Steelers acquire Justin Gilbert in trade with Browns

ByJeremy Fowler ESPN logo
Saturday, September 3, 2016

PITTSBURGH -- The Steelers are turning to a former top-10 pick approaching bust status for their cornerback help, acquiringJustin Gilbertin a trade with the Cleveland Browns.

The Steelers send a sixth-round pick in the 2018 draft to the Browns for the rights to Gilbert, the eighth overall pick in 2014 who has managed just 39 tackles in two seasons.

Gilbert has had problems adjusting to NFL life.

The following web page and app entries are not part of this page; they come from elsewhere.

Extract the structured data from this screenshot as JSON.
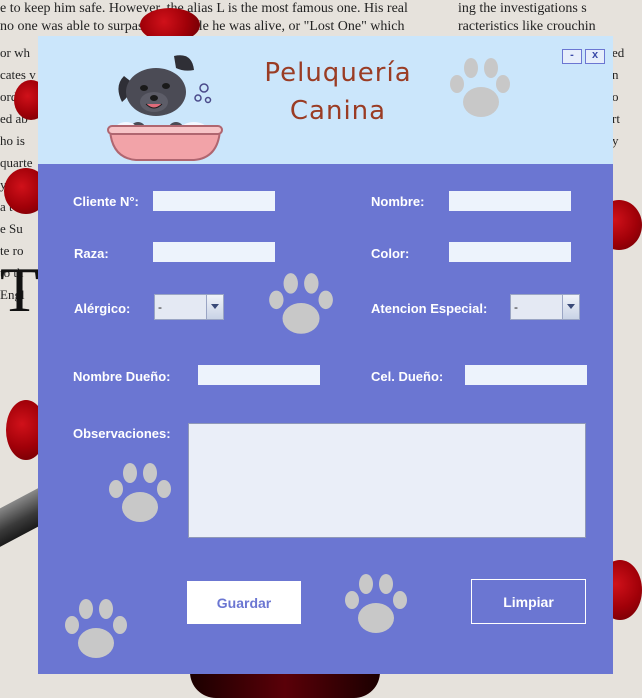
{
  "background": {
    "top_left_lines": [
      "e to keep him safe. However, the alias L is the most famous one. His real",
      "no one was able to surpass him while he was alive, or \"Lost One\" which"
    ],
    "top_right_lines": [
      "ing the investigations s",
      "racteristics like crouchin"
    ],
    "side_left_lines": [
      "or wh",
      "cates v",
      "ord hi",
      "ed ab",
      "ho is",
      "quarte",
      "yuzak",
      "a tv",
      "e Su",
      "te ro",
      "to th",
      "Engl"
    ],
    "side_right_lines": [
      "ed",
      "n",
      "o",
      "rt",
      "y"
    ],
    "big_letter": "TF"
  },
  "window": {
    "title_line1": "Peluquería",
    "title_line2": "Canina",
    "minimize_label": "-",
    "close_label": "x"
  },
  "form": {
    "cliente_label": "Cliente N°:",
    "cliente_value": "",
    "nombre_label": "Nombre:",
    "nombre_value": "",
    "raza_label": "Raza:",
    "raza_value": "",
    "color_label": "Color:",
    "color_value": "",
    "alergico_label": "Alérgico:",
    "alergico_value": "-",
    "atencion_label": "Atencion Especial:",
    "atencion_value": "-",
    "dueno_label": "Nombre Dueño:",
    "dueno_value": "",
    "cel_label": "Cel. Dueño:",
    "cel_value": "",
    "observaciones_label": "Observaciones:",
    "observaciones_value": ""
  },
  "buttons": {
    "guardar": "Guardar",
    "limpiar": "Limpiar"
  },
  "colors": {
    "window_bg": "#6b76d2",
    "header_bg": "#cbe6fb",
    "title": "#9a3c24",
    "paw": "#c8c8c8"
  },
  "icons": [
    "dog-in-bathtub-logo",
    "paw-icon"
  ]
}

He failed to show up on time for several team meetings as a rookie, prompting then-Browns safety Donte Whitner to say publicly that Gilbert needed to "grow up." Gilbert eventually told reporters he had a tendency to oversleep.

A 6-footer with long arms, Gilbert can use his athleticism to help the Steelers' zone-defense coverage, assuming he responds well to the new environment.

The Steelers get much-needed corner depth behind William Gay, Ross Cockrell and Artie Burnsasinjuries to second-round pick Senquez Golson in back-to-back years have forced the team to get help.

Before the 2015 season, the Steelers dealt a fifth-round pick to thePhiladelphia Eaglesin exchange for veteran corner Brandon Boykin, who didn't play a significant role for much of the year and is no longer with the team.

The trade of Gilbert, who likely would have not made the team during final roster cuts, means the Browns have parted ways with both of their first-round picks from the 2014 draft, and they have none of their first-round picks on the roster from 2012 through 2014.

Gone are QB Brandon Weeden (2012), RB Trent Richardson ('12), LB Barkevious Mingo ('13), QB Johnny Manziel ('14) and now Gilbert.

Gilbert was the first pick under coach Mike Pettine and general manager Ray Farmer, as the Browns traded down and out of taking receiver Sammy Watkins to take the player they thought was the best cornerback available.

In Cleveland, Gilbert's quirky personality never seemed to fit, and though he was effective as an occasional kickoff returner, he never came close to being the player he was touted to be when he was drafted.

ESPN Staff Writer Pat McManamon contributed to this report.